-- Source information --
◇ ◇ ◇
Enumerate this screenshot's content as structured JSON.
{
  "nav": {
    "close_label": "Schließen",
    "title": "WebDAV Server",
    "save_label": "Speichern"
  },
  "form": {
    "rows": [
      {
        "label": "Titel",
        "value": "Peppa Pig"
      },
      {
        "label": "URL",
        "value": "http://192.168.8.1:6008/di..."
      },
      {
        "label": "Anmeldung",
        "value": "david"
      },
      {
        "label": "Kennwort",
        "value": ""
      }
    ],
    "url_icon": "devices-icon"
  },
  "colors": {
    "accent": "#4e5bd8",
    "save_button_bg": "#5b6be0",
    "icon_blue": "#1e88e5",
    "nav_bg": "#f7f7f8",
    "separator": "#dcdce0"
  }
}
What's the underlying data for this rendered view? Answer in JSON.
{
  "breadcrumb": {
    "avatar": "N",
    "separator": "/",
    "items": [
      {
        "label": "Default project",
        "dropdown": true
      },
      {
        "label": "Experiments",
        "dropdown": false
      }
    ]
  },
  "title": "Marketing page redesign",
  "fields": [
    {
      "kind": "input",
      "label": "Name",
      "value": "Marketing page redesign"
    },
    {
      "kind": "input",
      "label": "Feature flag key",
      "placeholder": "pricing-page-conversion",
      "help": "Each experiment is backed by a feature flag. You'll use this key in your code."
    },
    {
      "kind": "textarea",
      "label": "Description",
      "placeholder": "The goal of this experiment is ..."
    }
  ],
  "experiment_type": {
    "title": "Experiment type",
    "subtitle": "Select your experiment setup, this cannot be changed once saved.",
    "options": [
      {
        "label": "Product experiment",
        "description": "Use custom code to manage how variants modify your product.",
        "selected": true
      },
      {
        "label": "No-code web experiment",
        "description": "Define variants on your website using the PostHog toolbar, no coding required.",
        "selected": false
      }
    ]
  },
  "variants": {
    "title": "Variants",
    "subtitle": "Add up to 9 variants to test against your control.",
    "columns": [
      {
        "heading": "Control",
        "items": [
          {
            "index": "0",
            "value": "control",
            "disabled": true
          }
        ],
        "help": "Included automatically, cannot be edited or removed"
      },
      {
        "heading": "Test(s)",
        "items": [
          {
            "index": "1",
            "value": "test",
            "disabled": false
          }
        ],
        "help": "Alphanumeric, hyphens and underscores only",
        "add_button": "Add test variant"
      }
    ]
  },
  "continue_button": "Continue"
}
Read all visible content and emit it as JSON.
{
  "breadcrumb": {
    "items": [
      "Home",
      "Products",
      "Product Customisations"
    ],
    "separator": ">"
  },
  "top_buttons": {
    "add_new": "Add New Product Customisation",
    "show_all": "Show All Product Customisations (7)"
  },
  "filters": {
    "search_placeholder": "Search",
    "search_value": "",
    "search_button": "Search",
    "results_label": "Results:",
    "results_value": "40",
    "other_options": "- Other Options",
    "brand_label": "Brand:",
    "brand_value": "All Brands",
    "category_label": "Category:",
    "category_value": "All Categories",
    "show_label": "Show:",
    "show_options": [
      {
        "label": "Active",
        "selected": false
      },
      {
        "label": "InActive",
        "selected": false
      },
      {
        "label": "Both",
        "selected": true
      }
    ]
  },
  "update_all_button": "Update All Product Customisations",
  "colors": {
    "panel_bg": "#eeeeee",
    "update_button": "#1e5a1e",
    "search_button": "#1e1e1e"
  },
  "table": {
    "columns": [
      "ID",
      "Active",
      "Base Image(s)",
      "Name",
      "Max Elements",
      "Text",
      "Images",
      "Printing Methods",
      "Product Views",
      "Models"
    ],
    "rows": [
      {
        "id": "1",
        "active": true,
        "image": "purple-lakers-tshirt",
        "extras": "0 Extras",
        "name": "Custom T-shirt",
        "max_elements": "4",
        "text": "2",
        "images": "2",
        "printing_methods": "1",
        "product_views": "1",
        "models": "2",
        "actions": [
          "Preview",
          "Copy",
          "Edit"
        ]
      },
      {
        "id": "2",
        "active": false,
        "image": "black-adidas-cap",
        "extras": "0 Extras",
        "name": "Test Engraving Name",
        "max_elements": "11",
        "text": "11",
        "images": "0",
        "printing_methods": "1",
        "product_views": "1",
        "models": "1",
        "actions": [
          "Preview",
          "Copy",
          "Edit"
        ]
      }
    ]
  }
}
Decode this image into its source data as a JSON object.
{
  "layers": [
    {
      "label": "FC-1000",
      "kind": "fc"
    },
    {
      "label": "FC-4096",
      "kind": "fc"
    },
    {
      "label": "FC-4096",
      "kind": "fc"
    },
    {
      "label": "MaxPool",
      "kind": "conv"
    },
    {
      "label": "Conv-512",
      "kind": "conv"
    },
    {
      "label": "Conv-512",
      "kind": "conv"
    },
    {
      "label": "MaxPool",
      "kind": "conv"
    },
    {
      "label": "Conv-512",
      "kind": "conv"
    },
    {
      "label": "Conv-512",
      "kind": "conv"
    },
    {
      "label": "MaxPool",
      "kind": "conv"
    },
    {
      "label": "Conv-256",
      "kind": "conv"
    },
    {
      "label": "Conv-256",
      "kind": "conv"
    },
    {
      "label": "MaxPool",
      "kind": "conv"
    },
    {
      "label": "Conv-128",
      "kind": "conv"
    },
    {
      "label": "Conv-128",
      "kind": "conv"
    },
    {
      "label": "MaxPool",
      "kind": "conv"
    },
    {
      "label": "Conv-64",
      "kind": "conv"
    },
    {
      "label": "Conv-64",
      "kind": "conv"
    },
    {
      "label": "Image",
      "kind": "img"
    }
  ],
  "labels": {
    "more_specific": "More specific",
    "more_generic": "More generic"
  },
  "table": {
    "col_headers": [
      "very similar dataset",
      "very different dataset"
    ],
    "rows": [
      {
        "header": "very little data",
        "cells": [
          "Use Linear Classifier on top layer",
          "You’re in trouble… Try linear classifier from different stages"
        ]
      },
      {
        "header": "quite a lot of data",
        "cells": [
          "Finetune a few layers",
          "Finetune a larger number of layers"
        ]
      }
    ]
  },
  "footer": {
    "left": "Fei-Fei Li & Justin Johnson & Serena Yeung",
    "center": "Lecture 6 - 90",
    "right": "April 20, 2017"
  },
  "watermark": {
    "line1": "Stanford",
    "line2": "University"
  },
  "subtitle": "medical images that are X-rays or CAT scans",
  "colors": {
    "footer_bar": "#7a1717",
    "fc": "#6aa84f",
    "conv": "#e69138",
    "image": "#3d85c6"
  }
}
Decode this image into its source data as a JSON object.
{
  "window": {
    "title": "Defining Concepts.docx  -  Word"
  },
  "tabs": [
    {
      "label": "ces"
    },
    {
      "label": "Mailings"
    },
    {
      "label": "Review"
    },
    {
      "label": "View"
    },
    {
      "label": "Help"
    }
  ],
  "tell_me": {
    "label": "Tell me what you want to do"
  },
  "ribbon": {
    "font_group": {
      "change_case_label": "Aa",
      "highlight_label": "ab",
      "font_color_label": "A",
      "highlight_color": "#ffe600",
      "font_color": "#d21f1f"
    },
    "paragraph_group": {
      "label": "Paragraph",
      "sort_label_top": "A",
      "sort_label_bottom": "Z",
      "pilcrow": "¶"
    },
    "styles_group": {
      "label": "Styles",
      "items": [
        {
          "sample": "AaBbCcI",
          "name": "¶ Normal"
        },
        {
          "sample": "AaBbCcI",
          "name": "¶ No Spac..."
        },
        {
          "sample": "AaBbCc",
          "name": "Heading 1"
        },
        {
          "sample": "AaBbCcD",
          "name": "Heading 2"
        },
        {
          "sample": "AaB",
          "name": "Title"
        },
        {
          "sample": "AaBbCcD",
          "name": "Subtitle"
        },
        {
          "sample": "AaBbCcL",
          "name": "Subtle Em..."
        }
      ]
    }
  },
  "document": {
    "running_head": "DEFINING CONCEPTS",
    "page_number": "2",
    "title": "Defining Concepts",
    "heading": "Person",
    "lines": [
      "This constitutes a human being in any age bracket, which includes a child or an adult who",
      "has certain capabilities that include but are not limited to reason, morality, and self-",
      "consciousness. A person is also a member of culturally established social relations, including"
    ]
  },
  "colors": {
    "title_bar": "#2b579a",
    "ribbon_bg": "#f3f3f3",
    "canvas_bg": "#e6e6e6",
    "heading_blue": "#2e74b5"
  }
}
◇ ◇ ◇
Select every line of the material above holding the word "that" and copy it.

  "subtitle": "medical images that are X-rays or CAT scans",
      "has certain capabilities that include but are not limited to reason, morality, and self-",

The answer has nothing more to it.